The Twelve Months: The Story of Marushka and the Wicked Holena
Then she picked another.
"That's enough, Marushka!" September shouted. "Don't pick any more!"
Marushka obeyed at once. Then she thanked the Months politely, bade them good-bye, and hurried home.
Holena and her stepmother were more surprised than ever to see Marushka coming through the snow with red apples in her hands. They let her in and grabbed the apples from her.
"Where did you get them?" Holena demanded.
"High up on the mountain," Marushka answered. "There are plenty of them growing there."
"Plenty of them! And you only brought us two!" Holena cried angrily. "Or did you pick more and eat them yourself on the way home?"
"No, no, my dear sister," Marushka said. "I haven't eaten any, truly I haven't. They wouldn't let me pick any more than two. They shouted to me not to pick any more."
"I wish the lightning had struck you dead!" Holena sneered. "I've a good mind to beat you!"
After a time the greedy Holena left off her scolding to eat one of the apples.

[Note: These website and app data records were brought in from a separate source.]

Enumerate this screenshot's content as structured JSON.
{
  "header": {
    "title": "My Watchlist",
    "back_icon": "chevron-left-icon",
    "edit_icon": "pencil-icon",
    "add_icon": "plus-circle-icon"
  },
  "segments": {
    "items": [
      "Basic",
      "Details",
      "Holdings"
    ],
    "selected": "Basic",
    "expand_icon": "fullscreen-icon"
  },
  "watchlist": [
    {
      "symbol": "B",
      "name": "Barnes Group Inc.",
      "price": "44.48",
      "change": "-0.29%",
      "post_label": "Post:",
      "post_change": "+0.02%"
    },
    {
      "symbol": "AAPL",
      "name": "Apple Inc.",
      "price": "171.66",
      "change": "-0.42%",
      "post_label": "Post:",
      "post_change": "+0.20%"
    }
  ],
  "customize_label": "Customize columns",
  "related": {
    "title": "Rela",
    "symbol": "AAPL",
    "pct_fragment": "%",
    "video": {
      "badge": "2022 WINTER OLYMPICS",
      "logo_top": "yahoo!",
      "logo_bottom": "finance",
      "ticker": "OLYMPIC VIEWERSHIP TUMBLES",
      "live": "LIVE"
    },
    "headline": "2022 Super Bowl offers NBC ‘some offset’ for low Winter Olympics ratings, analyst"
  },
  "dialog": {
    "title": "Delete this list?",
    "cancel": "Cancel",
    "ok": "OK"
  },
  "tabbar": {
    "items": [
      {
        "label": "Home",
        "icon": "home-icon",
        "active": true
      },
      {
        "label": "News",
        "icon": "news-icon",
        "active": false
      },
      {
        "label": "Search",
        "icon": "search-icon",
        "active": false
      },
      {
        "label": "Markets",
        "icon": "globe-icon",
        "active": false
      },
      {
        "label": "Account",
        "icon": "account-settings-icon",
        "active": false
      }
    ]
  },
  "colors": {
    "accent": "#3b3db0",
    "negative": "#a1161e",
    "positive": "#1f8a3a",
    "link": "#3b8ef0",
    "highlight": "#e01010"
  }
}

It had so delicious a flavor that she declared she had never in all her life tasted anything so good. Her mother said the same. When they had finished both apples they began to wish for more.
"Mother," Holena said, "go get me my fur cloak. I'm going up the mountain myself. No use sending that lazy little slattern again, for she would only eat up all the apples on the way home. I'll find that tree and when I pick the apples I'd like to see anybody stop me!"
The mother begged Holena not to go out in such weather, but Holena was headstrong and would go. She threw her fur cloak over her shoulders and put a shawl on her head and off she went up the mountain side.
All around the snow lay deep with no track of man or beast in any direction. Holena wandered on and on determined to find those wonderful apples. At last she saw a light in the distance and when she reached it she found it was the great fire about which the Twelve Months were seated.
At first she was frightened but, soon growing bold, she elbowed her way through the circle of men and without so much as saying: "By your leave," she put out her hands to the fire.